Save money and improve safety with this action plan
Winterizing your home means extending the life of your fuel supply by insulating walls and attics, caulking and weather-stripping doors and windows, and installing storm windows or covering windows with plastic. Some insulation projects can be implemented now, while other larger projects (like window replacement) require warm weather to complete.
In addition to big projects, there are numerous small ways you can winterize your home, and be ready for the severe cold and memorable storms that are possible. It is never too late to take these steps. Here are some suggestions of easy steps that make a difference:
- Clear rain gutters; repair roof leaks and cut away tree branches that could fall on a house or other structure during a storm.
- Maintain heating equipment and chimneys by having them cleaned and inspected every year.
- Insulate pipes with insulation or newspapers and plastic and allow faucets to drip a little during cold weather to avoid freezing. Running water, even at a trickle, helps prevent pipes from freezing.
- Invest in cellular blinds or insulating curtains for all windows and glass doors. Keep them drawn at night, and when sunny open them up for passive solar gain during the day.
- Install a new WiFi Thermostat. This handy device allows you to monitor the temperature of your home, even when you are away. If extreme cold comes through when you are on vacation you can check in and be assured your house is not freezing up.

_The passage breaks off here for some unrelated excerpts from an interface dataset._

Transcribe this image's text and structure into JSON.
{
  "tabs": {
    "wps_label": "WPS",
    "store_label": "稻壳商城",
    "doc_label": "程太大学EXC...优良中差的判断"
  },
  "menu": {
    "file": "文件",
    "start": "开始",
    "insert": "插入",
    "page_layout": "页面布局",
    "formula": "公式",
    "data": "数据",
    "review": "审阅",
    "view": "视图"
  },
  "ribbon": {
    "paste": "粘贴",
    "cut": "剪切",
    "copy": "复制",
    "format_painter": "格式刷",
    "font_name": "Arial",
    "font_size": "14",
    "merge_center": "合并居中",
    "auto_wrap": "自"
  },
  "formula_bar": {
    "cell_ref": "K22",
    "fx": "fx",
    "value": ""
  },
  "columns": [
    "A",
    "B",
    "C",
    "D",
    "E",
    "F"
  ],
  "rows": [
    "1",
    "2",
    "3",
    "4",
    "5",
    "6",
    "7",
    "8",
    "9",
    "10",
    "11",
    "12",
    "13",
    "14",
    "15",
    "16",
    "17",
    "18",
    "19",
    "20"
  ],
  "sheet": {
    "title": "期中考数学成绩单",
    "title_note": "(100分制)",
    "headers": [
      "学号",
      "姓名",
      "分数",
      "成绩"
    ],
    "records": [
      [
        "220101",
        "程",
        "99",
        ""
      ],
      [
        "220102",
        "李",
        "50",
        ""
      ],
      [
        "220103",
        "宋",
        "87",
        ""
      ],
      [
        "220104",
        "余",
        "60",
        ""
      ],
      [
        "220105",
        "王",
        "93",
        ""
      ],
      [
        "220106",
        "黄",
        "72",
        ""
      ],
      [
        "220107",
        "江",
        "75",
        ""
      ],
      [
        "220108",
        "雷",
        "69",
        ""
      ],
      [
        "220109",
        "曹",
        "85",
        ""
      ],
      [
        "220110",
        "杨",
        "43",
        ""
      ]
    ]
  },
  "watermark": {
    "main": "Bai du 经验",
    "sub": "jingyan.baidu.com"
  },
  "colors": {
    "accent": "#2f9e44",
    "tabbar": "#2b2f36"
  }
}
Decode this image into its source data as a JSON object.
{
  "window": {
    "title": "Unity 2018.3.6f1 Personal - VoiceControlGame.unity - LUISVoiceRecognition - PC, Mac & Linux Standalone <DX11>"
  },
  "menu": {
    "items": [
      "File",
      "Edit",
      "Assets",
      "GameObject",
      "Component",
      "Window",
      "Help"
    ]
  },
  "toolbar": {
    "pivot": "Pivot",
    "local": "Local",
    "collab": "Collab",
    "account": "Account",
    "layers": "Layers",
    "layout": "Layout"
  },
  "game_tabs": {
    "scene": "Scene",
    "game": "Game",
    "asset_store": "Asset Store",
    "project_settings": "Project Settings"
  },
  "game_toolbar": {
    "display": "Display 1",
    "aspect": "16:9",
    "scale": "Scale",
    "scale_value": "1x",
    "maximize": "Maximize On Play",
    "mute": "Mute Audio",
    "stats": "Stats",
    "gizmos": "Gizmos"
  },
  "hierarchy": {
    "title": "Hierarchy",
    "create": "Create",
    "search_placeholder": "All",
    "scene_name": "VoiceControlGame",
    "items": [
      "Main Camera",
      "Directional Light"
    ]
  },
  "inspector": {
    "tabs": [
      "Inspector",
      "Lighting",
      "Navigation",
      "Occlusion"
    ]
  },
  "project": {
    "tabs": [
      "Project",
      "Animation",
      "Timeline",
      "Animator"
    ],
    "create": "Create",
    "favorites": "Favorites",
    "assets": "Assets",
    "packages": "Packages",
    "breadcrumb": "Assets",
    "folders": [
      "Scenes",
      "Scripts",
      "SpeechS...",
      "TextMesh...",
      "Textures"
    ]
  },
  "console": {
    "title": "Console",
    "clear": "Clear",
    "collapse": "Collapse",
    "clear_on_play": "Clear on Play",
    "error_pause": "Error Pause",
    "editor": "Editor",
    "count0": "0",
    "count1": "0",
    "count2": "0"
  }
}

- Be sure your home has sufficient supply of heating fuel. During extreme weather, it may become difficult for us to get to your home to make deliveries due to obstructed roads or extreme icing. Keeping a minimum of at least 1/4 tank is good sense – and means running out is unlikely even if roads are closed for a couple days. Having a back-up fuel, such as wood, and even a whole house generator is also good idea.
- Be ready for snow and ice removal – shovels, rock salt, sand. Prevent injury and stretch and don’t overdo it as you scoop up the snow. Be sure to clear snow off your roof before ice forms.
- Are your Emergency kits ready?
- In your car you may want to have: a shovel, windshield scraper and small broom, flashlight, battery powered radio, extra batteries, blanket(s), snow boots, first aid kit with pocket knife, tow chain or rope, road salt and sand, booster cables, emergency flares, fluorescent distress flag.
- In your home, you may need: minimum one gallon of water per person per day for at least three days, at least a three-day supply of non-perishable food, battery-powered or hand crank radio and a NOAA weather radio with tone alert and extra batteries for both, flashlight and extra batteries, first aid kit, wrench or pliers to turn off utilities, cell phone with chargers (battery or solar chargers in case power is out).